━━━ Dataset entries ━━━

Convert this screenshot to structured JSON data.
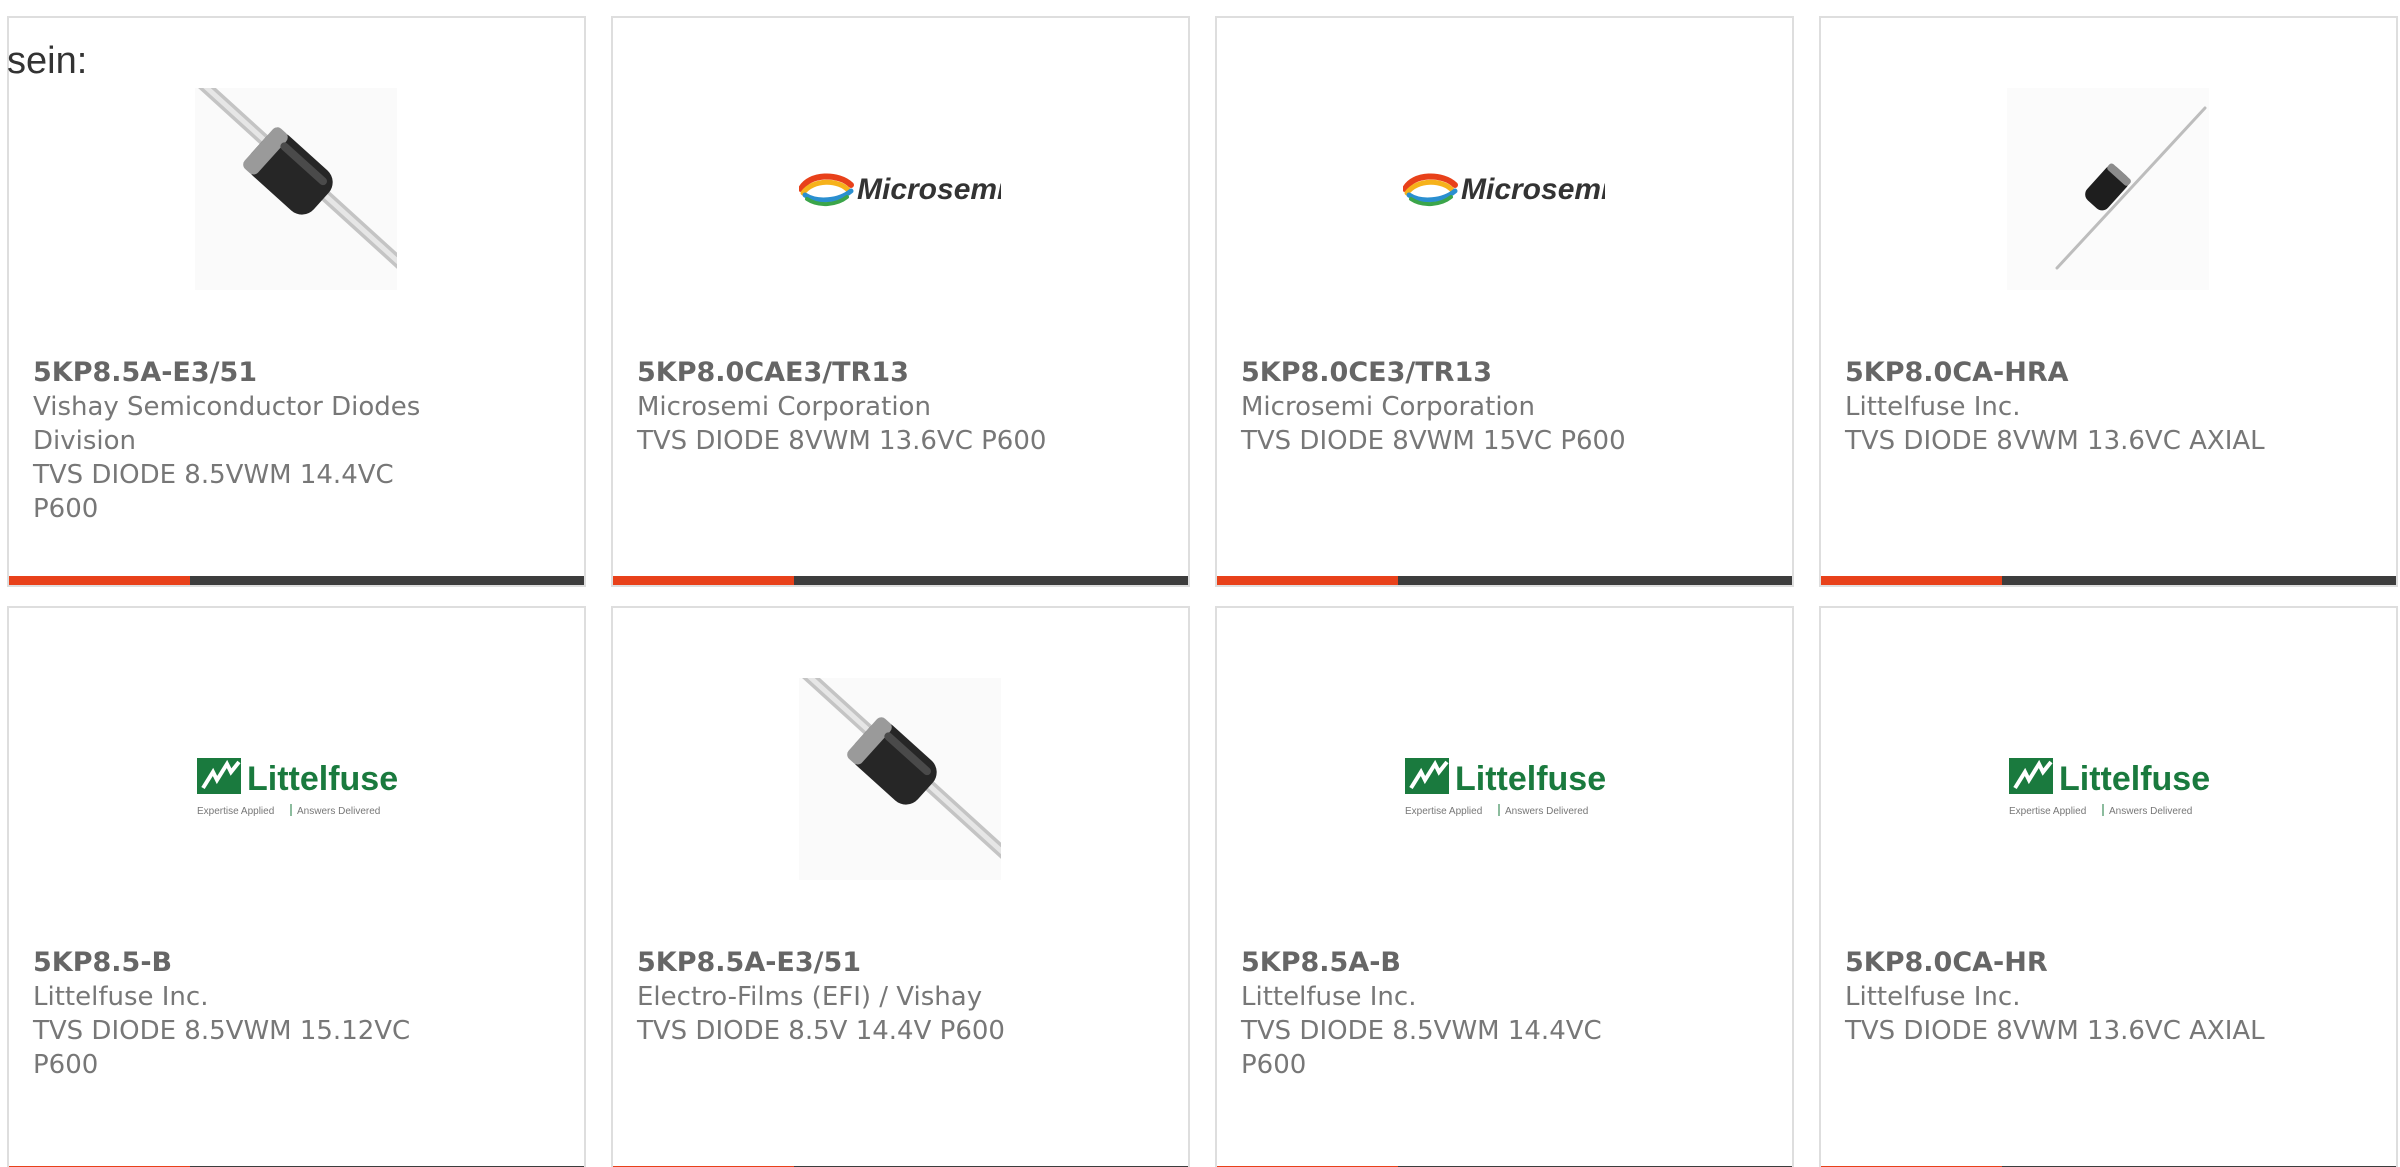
{
  "heading": "sein:",
  "brand_colors": {
    "accent": "#e8411a",
    "bar": "#3d3d3d",
    "border": "#dedede",
    "text": "#777777",
    "microsemi_text": "#333333",
    "littelfuse_green": "#1a7a3e"
  },
  "logo_text": {
    "microsemi": "Microsemi",
    "littelfuse": "Littelfuse",
    "littelfuse_tagline_left": "Expertise Applied",
    "littelfuse_tagline_right": "Answers Delivered"
  },
  "cards": [
    {
      "image": "diode-image",
      "part_number": "5KP8.5A-E3/51",
      "manufacturer": "Vishay Semiconductor Diodes Division",
      "description": "TVS DIODE 8.5VWM 14.4VC P600"
    },
    {
      "image": "microsemi-logo",
      "part_number": "5KP8.0CAE3/TR13",
      "manufacturer": "Microsemi Corporation",
      "description": "TVS DIODE 8VWM 13.6VC P600"
    },
    {
      "image": "microsemi-logo",
      "part_number": "5KP8.0CE3/TR13",
      "manufacturer": "Microsemi Corporation",
      "description": "TVS DIODE 8VWM 15VC P600"
    },
    {
      "image": "small-diode-image",
      "part_number": "5KP8.0CA-HRA",
      "manufacturer": "Littelfuse Inc.",
      "description": "TVS DIODE 8VWM 13.6VC AXIAL"
    },
    {
      "image": "littelfuse-logo",
      "part_number": "5KP8.5-B",
      "manufacturer": "Littelfuse Inc.",
      "description": "TVS DIODE 8.5VWM 15.12VC P600"
    },
    {
      "image": "diode-image",
      "part_number": "5KP8.5A-E3/51",
      "manufacturer": "Electro-Films (EFI) / Vishay",
      "description": "TVS DIODE 8.5V 14.4V P600"
    },
    {
      "image": "littelfuse-logo",
      "part_number": "5KP8.5A-B",
      "manufacturer": "Littelfuse Inc.",
      "description": "TVS DIODE 8.5VWM 14.4VC P600"
    },
    {
      "image": "littelfuse-logo",
      "part_number": "5KP8.0CA-HR",
      "manufacturer": "Littelfuse Inc.",
      "description": "TVS DIODE 8VWM 13.6VC AXIAL"
    }
  ]
}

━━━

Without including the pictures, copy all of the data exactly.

Output of the task:
Convert this screenshot to structured JSON data.
{
  "heading": "sein:",
  "brand_colors": {
    "accent": "#e8411a",
    "bar": "#3d3d3d",
    "border": "#dedede",
    "text": "#777777",
    "microsemi_text": "#333333",
    "littelfuse_green": "#1a7a3e"
  },
  "logo_text": {
    "microsemi": "Microsemi",
    "littelfuse": "Littelfuse",
    "littelfuse_tagline_left": "Expertise Applied",
    "littelfuse_tagline_right": "Answers Delivered"
  },
  "cards": [
    {
      "image": "diode-image",
      "part_number": "5KP8.5A-E3/51",
      "manufacturer": "Vishay Semiconductor Diodes Division",
      "description": "TVS DIODE 8.5VWM 14.4VC P600"
    },
    {
      "image": "microsemi-logo",
      "part_number": "5KP8.0CAE3/TR13",
      "manufacturer": "Microsemi Corporation",
      "description": "TVS DIODE 8VWM 13.6VC P600"
    },
    {
      "image": "microsemi-logo",
      "part_number": "5KP8.0CE3/TR13",
      "manufacturer": "Microsemi Corporation",
      "description": "TVS DIODE 8VWM 15VC P600"
    },
    {
      "image": "small-diode-image",
      "part_number": "5KP8.0CA-HRA",
      "manufacturer": "Littelfuse Inc.",
      "description": "TVS DIODE 8VWM 13.6VC AXIAL"
    },
    {
      "image": "littelfuse-logo",
      "part_number": "5KP8.5-B",
      "manufacturer": "Littelfuse Inc.",
      "description": "TVS DIODE 8.5VWM 15.12VC P600"
    },
    {
      "image": "diode-image",
      "part_number": "5KP8.5A-E3/51",
      "manufacturer": "Electro-Films (EFI) / Vishay",
      "description": "TVS DIODE 8.5V 14.4V P600"
    },
    {
      "image": "littelfuse-logo",
      "part_number": "5KP8.5A-B",
      "manufacturer": "Littelfuse Inc.",
      "description": "TVS DIODE 8.5VWM 14.4VC P600"
    },
    {
      "image": "littelfuse-logo",
      "part_number": "5KP8.0CA-HR",
      "manufacturer": "Littelfuse Inc.",
      "description": "TVS DIODE 8VWM 13.6VC AXIAL"
    }
  ]
}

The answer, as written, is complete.